(Available records)

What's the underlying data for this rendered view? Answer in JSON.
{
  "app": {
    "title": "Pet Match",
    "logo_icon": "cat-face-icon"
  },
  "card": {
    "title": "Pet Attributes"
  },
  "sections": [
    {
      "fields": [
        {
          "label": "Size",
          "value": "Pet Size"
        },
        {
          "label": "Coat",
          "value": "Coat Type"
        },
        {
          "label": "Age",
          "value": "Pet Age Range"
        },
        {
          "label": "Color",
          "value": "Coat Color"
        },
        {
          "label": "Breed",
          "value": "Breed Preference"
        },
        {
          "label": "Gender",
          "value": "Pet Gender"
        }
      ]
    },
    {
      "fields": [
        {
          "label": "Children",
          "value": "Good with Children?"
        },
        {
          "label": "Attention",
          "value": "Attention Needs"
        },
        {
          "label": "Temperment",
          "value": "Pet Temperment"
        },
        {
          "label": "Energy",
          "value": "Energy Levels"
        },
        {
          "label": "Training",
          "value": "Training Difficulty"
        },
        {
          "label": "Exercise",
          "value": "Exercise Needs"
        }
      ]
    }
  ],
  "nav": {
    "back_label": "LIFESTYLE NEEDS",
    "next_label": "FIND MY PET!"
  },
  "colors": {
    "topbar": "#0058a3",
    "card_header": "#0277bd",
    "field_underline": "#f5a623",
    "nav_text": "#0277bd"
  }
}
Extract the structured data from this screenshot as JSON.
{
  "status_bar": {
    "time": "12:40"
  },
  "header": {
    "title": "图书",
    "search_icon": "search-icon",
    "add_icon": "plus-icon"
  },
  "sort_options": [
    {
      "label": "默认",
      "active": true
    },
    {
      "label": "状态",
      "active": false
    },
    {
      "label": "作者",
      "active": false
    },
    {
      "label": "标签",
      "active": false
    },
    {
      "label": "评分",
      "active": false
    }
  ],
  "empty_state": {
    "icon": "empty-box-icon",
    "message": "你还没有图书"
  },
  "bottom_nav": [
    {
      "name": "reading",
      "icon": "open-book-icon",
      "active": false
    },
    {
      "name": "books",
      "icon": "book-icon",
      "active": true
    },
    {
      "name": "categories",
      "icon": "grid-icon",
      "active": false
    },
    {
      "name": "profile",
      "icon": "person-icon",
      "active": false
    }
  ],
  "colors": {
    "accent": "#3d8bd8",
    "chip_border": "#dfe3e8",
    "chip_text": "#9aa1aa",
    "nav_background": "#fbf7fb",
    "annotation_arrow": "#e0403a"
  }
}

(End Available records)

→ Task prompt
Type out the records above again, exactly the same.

→ Exercise response
What's the underlying data for this rendered view? Answer in JSON.
{
  "app": {
    "title": "Pet Match",
    "logo_icon": "cat-face-icon"
  },
  "card": {
    "title": "Pet Attributes"
  },
  "sections": [
    {
      "fields": [
        {
          "label": "Size",
          "value": "Pet Size"
        },
        {
          "label": "Coat",
          "value": "Coat Type"
        },
        {
          "label": "Age",
          "value": "Pet Age Range"
        },
        {
          "label": "Color",
          "value": "Coat Color"
        },
        {
          "label": "Breed",
          "value": "Breed Preference"
        },
        {
          "label": "Gender",
          "value": "Pet Gender"
        }
      ]
    },
    {
      "fields": [
        {
          "label": "Children",
          "value": "Good with Children?"
        },
        {
          "label": "Attention",
          "value": "Attention Needs"
        },
        {
          "label": "Temperment",
          "value": "Pet Temperment"
        },
        {
          "label": "Energy",
          "value": "Energy Levels"
        },
        {
          "label": "Training",
          "value": "Training Difficulty"
        },
        {
          "label": "Exercise",
          "value": "Exercise Needs"
        }
      ]
    }
  ],
  "nav": {
    "back_label": "LIFESTYLE NEEDS",
    "next_label": "FIND MY PET!"
  },
  "colors": {
    "topbar": "#0058a3",
    "card_header": "#0277bd",
    "field_underline": "#f5a623",
    "nav_text": "#0277bd"
  }
}
Extract the structured data from this screenshot as JSON.
{
  "status_bar": {
    "time": "12:40"
  },
  "header": {
    "title": "图书",
    "search_icon": "search-icon",
    "add_icon": "plus-icon"
  },
  "sort_options": [
    {
      "label": "默认",
      "active": true
    },
    {
      "label": "状态",
      "active": false
    },
    {
      "label": "作者",
      "active": false
    },
    {
      "label": "标签",
      "active": false
    },
    {
      "label": "评分",
      "active": false
    }
  ],
  "empty_state": {
    "icon": "empty-box-icon",
    "message": "你还没有图书"
  },
  "bottom_nav": [
    {
      "name": "reading",
      "icon": "open-book-icon",
      "active": false
    },
    {
      "name": "books",
      "icon": "book-icon",
      "active": true
    },
    {
      "name": "categories",
      "icon": "grid-icon",
      "active": false
    },
    {
      "name": "profile",
      "icon": "person-icon",
      "active": false
    }
  ],
  "colors": {
    "accent": "#3d8bd8",
    "chip_border": "#dfe3e8",
    "chip_text": "#9aa1aa",
    "nav_background": "#fbf7fb",
    "annotation_arrow": "#e0403a"
  }
}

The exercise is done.